The project is similar to the programme started by the National AIDS Control Organisation (NACO) to rehabilitate the injectable drug users

punjab Updated: Oct 26, 2017 20:59 IST
Parampreet Singh Narula
Punjab health minister Brahm Mohindra inaugurating the project at government rehabilitation centre in Moga on Thursday.
Punjab health minister Brahm Mohindra inaugurating the project at government rehabilitation centre in Moga on Thursday.(HT Photo)

In yet another initiative to curb the drug menace in Punjab, the Captain Amarinder Singh government on Thursday launched a kind of outdoor patient department (OPD) service for drug addicts from this district.

Health minister Brahm Mohindra, who kickstarted the pilot project of the Outpatient Opioid Assisted Treatment (OOAT) at the government rehabilitation centre at Janer village, said it is also being launched in Tarn Taran and Amritsar districts.

“After getting the success rate of the project, it will be started in other districts of Punjab soon,” he added.

THE PROJECT

Under the OOAT project, a free dose of Buprenorphine (an opioid) will be given to the patients as an alternative to the drug they have been addicted to.

The project is similar to the programme started by the National AIDS Control Organisation (NACO) to rehabilitate the injectable drug users (IDUs).

If we go through the past records, Buprenorphine, which is said to be more potent than opium, has become a free dope for the patients registered with the opioid substitution treatment (OST) Centre in Moga.

Out of an average of 300 patients, who come daily to get administered with the Buprenorphine dose for the past five years, only 20 patients have discarded the treatment, not because they got cured, but due to unknown reasons.

In April this year, HT had highlighted t how OST beneficiaries in Moga, after getting a free dose of the drug, spit it from their mouth and preserve it to reuse later.
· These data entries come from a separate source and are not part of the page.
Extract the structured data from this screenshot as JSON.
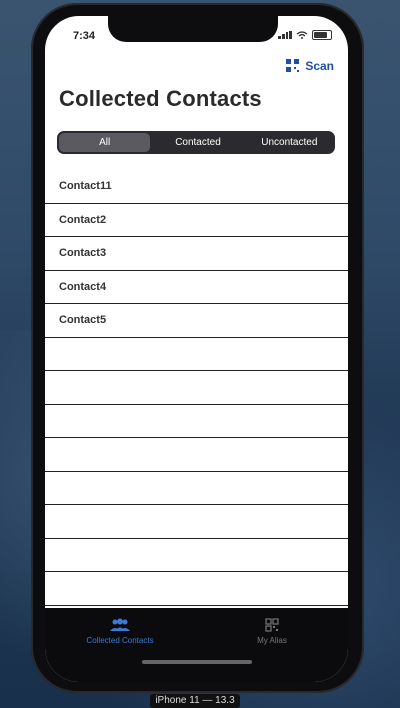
{
  "status": {
    "time": "7:34"
  },
  "header": {
    "scan_label": "Scan",
    "title": "Collected Contacts"
  },
  "segments": [
    {
      "label": "All",
      "active": true
    },
    {
      "label": "Contacted",
      "active": false
    },
    {
      "label": "Uncontacted",
      "active": false
    }
  ],
  "contacts": [
    {
      "label": "Contact11"
    },
    {
      "label": "Contact2"
    },
    {
      "label": "Contact3"
    },
    {
      "label": "Contact4"
    },
    {
      "label": "Contact5"
    },
    {
      "label": ""
    },
    {
      "label": ""
    },
    {
      "label": ""
    },
    {
      "label": ""
    },
    {
      "label": ""
    },
    {
      "label": ""
    },
    {
      "label": ""
    },
    {
      "label": ""
    },
    {
      "label": ""
    }
  ],
  "tabbar": {
    "tabs": [
      {
        "label": "Collected Contacts",
        "icon": "people-icon",
        "active": true
      },
      {
        "label": "My Alias",
        "icon": "qr-icon",
        "active": false
      }
    ]
  },
  "device": {
    "label": "iPhone 11 — 13.3"
  },
  "colors": {
    "accent": "#1e4fa8",
    "tab_active": "#3a7bd5",
    "tab_inactive": "#777777"
  }
}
Moreover, some even sell the spitted drug to other addicts at a cost of Rs 100 to Rs 150 per dose.

Talking to the media at the sidelines of the function, Mohindra said, “I know that after getting a dose, patients keep sitting in the hospital for the whole day, but this is an alternative to the drug they are addicted to. We can’t abruptly stop them from taking drugs. We have to give them an alternative and this is the only way to rehabilitate them.”

He said that under the OOAT project, patients will be registered online and authorities will keep a record of even a single dose of the opioid being given to a patients so that he cannot misuse or resale it.

Officials said the special task force (STF), which was formed to eliminate the drug menace, will also keep tabs on these centres.

Mohindra, while addressing the gathering, said, “The previous SAD-BJP government had a directionless policy, which resulted in a spike in drug addiction in the state. Our government is bound to eliminate drugs from the state. We will also fill the vacant posts in all hospitals soon,” he said.